The nomination for honorary Marine must come from a general officer.

“I made that recommendation to the commandant of the Marine Corps and appeared today to honor Jacob,”  said Lt. Gen. John Toolan,  Marine Corps Forces, Pacific commander. “The Marine Corps is very, very proud to welcome Jacob into the ranks of our Marine Corps.”

Jacob was born to Rick and Monique Sprinkle on Nov. 10, 2000, with a severe heart defect that he fought for the rest of his life, causing him numerous surgeries, heart-valve replacements, a stroke and a heart transplant. Despite the numerous pain-filled treatments, surgeries and recoveries he endured, the die-hard Notre Dame fan never cried, or gave up.

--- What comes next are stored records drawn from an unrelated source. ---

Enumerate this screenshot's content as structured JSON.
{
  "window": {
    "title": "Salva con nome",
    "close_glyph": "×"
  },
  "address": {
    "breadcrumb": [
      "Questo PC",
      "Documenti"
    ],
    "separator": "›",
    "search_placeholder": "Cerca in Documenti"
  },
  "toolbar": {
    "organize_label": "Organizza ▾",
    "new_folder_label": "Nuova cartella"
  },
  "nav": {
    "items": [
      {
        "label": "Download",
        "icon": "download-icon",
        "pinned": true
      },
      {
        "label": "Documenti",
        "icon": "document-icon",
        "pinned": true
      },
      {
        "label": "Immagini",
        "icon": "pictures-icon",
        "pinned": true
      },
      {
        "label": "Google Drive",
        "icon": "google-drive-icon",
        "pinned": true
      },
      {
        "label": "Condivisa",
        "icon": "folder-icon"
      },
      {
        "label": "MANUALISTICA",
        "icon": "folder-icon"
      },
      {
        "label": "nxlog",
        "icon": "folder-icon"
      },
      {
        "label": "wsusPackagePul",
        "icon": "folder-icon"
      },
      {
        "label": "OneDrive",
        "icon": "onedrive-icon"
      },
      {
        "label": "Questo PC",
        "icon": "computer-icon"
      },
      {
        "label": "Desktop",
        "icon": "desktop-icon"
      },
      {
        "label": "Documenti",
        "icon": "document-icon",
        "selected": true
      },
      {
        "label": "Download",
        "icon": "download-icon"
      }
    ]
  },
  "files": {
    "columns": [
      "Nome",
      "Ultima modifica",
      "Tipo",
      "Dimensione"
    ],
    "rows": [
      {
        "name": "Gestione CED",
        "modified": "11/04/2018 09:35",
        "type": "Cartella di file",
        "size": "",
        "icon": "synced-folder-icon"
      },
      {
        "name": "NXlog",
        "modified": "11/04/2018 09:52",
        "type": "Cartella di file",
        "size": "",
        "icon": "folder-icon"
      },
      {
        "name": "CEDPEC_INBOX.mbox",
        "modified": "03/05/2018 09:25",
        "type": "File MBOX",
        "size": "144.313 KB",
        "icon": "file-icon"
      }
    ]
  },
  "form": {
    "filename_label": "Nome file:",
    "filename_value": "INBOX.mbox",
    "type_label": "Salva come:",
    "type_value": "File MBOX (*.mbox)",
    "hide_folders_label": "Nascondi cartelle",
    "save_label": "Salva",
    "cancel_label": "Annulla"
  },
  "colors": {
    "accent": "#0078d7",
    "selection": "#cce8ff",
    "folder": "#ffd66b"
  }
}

“He was a very strong child to go through all that he had to go through, and to fight as hard as he did.” said Donna Arnold, a family friend. “He fought hard and has made a lasting impression on everyone that ever got to know him.”

Despite his physical restraints, the 5ft. 2in., Star Wars-fan aspired to be a third-generation Marine eager to step on the yellow footprints that his father, an 8-year mortarman, and his grandfather, a combat engineer, did years before. He loved playing “drill instructor” with his dad, and would frequently ask, “will I be able to be a Marine if I get my heart fixed?”

“Jacob was not going to be able to serve due to his physical condition, but it was something that was important to him,” said Rick Sprinkle.

    Knowing the importance to his son, Rick researched the honorary Marine process. After going through the processes of review from a general officer recommendation, to the Marine Corps commandant’s approval, Rick and Monique got a call telling them their son’s dream was about to come true.

“It is an incredible honor for me and my family that Jacob has earned the title,” Sprinkle said. “Thanks to all the people involved who helped him to become a Marine.”

At the conclusion of the ceremony, the crowd stood, tears creasing faces and chills sprinting down spines during an acapella singing of the Marines’ Hymn. The last lines of the final verse finished, “if the Army and the Navy ever look on heaven’s scenes, they will find the streets are guarded by United States Marines.”

The newest devil dog can began his first heavenly patrol.